(Exercise objective):
Going line by line through the entries below, tally those that hold the string "name". Give only the total.

Items from a data source

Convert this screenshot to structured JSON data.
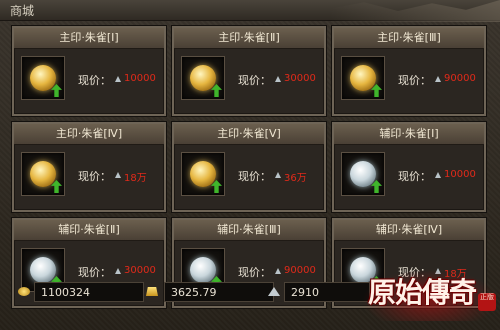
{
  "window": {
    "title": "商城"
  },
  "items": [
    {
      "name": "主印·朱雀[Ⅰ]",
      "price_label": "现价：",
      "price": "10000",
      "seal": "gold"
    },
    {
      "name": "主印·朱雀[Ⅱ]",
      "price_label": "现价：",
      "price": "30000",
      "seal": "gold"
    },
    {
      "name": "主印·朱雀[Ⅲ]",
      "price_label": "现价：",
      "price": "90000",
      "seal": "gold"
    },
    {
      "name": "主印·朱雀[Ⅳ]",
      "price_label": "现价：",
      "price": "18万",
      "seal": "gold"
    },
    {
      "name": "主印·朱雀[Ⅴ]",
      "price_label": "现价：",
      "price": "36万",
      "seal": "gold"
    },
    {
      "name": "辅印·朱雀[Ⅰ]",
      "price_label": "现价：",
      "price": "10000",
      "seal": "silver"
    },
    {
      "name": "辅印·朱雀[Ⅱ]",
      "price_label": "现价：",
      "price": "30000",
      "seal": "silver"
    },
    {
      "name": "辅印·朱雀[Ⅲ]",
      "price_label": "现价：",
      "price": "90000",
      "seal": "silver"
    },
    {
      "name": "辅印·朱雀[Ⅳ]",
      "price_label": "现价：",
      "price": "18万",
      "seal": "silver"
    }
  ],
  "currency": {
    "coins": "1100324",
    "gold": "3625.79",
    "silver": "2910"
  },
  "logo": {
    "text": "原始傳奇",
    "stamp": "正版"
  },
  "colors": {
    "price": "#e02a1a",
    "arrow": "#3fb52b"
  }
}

(Response to the task):
9